At the time of the trauma they had become trapped in “speechless terror” and their capacity for speech and memory were separated. As a result, they developed what has become known as “amnesia” for the traumatic event – the memory is there, but there are no words attached to it so it cannot be either talked about or even thought about. Instead, the memory presents itself as some form of nonverbal behavior and sometimes as a behavioral reenactment of a previous event. Even thinking of flashbacks as “memories” is inaccurate and misleading. When someone experiences a flashback, they do not remember the experience, they relive it. Often the flashback is forgotten as quickly as it is happens because the two memory systems are so disconnected from each other.
Over time, as people try to limit situations that promote hyperarousal and flashbacks, limit relationships which trigger emotions, and employ behaviors designed to control emotional responses, they may become progressively numb to all emotions, and feel depressed, alienated, empty, even dead. In this state, it takes greater and greater stimulation to feel a sense of being alive and they will often engage in all kinds of risk‐taking behaviors since that is the only time they feel “inside” themselves once again.
If we cannot remember an experience we cannot learn from it. This is one of the most devastating aspects of prolonged stress. The implicit functioning of the brain, life‐saving under the immediate conditions of danger, becomes life threatening when the internal fragmentation that is the normal response to overwhelming trauma, is not healed. The picture becomes even more complicated for children who are exposed to repeated experiences of unprotected stress. Their bodies, brains, and minds are still developing. We are only beginning to understand memory, traumatic memory, and how these memory systems develop and influence each other. We do know that children who are traumatized also experience flashbacks that have no words. For healing to occur, we know that people often need to put the experience into a narrative, give it words, and share it with themselves and others. Words allow us to put things into a time sequence ‐ past, present, future.

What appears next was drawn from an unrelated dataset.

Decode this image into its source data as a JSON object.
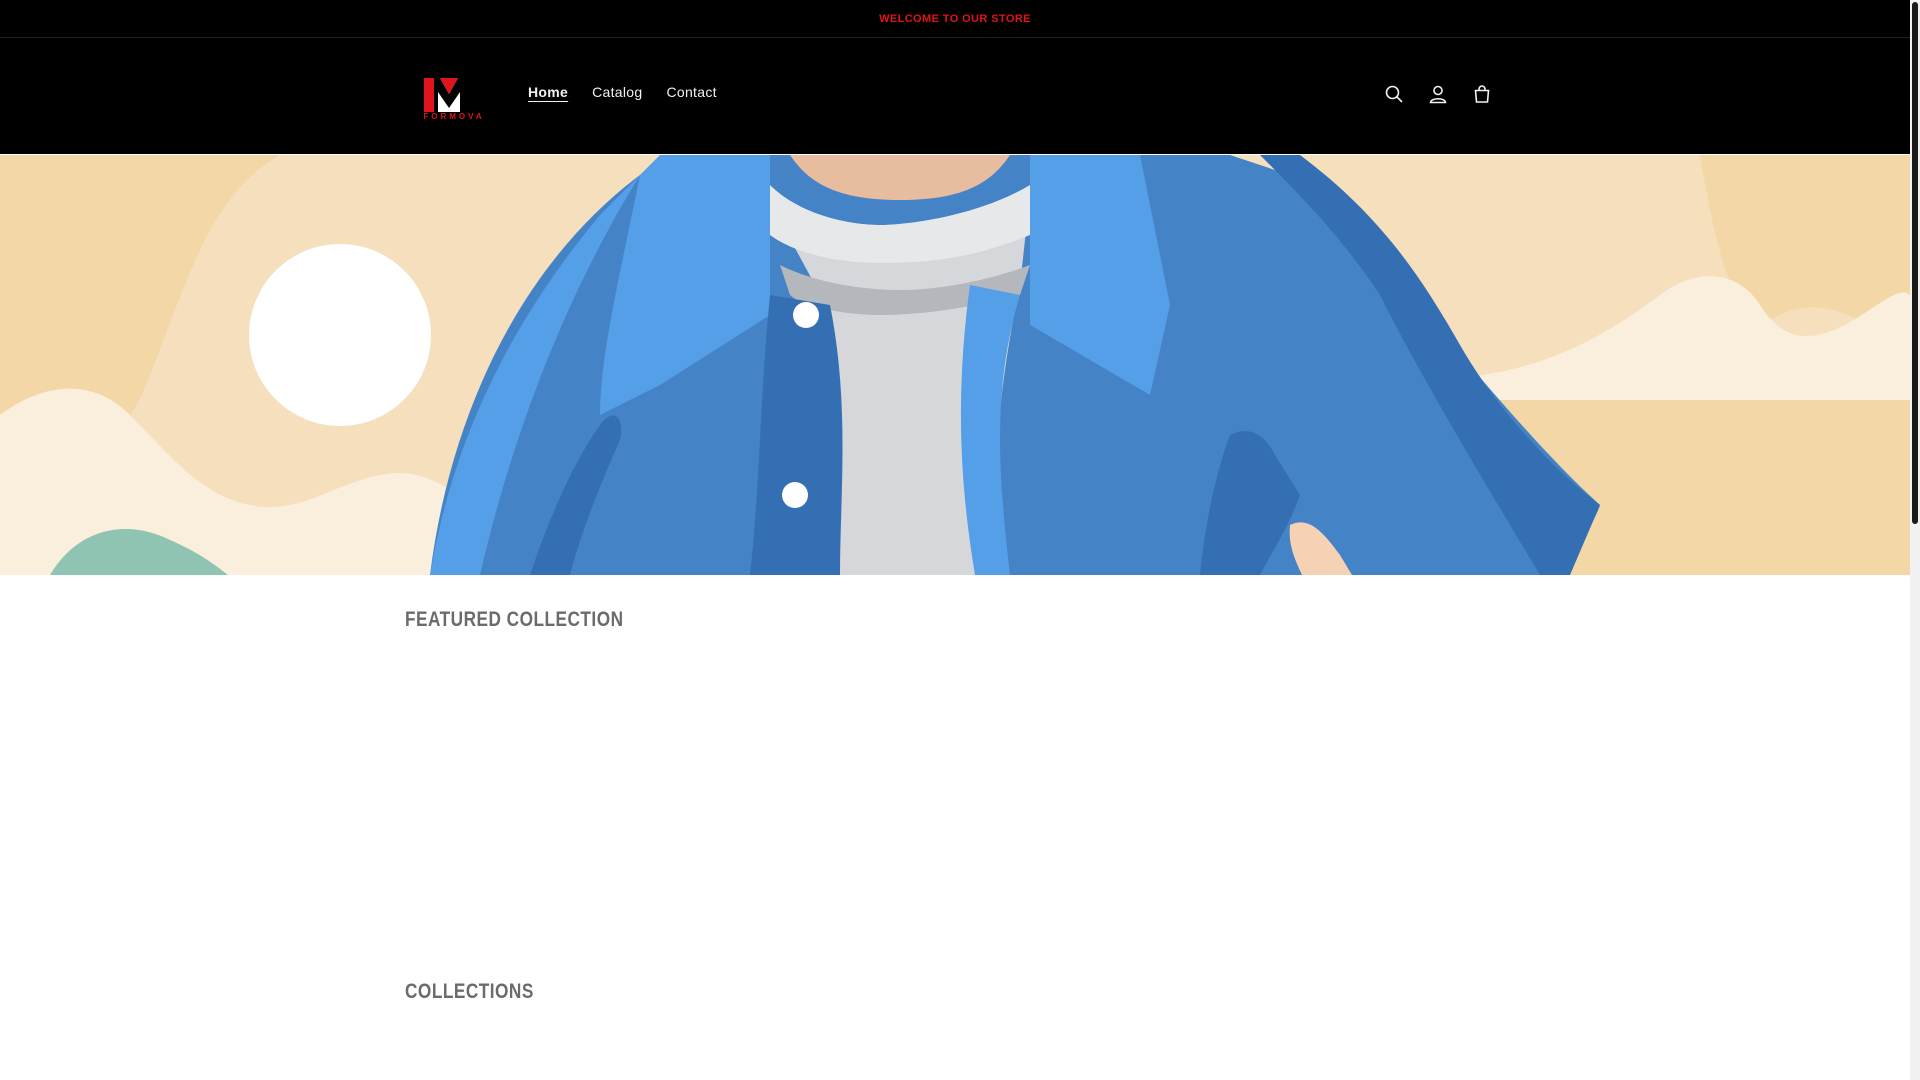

Without words, the traumatic past is experienced as being in the ever present “Now.” Words allow us to put the past more safely in the past where it belongs. Since a child’s capacity for verbalization is just developing, their ability to put their traumatic experience into words is particularly difficult. In cases of childhood terror, language functions are often compromised. Instead, children frequently act‐out their memories in behavior instead of words. They show us what happened even when they cannot tell us. We call this automatic behavioral reliving of trauma, “traumatic reenactment.”
The implications of this important information about memory and trauma are extensive. It means that environments designed to intervene in the lives of suffering people must provide an abundance of opportunities for people to talk, and talk and talk about their experiences, their past lives, their conflicts, their feelings. It means that programs that focus on nonverbal expression – a description that includes art, music, movement, and theatre programs as well as sports – are vital adjuncts to any community healing efforts and should be funded, not eliminated, in the schools. It means that the arts can play a central role in community healing, serving as a “bridge across the black hole of trauma.”
Please pass this along to others who might benefit and visit again for Part IV of “UNDERSTANDING TRAUMA,” as we look at our emotions during trauma.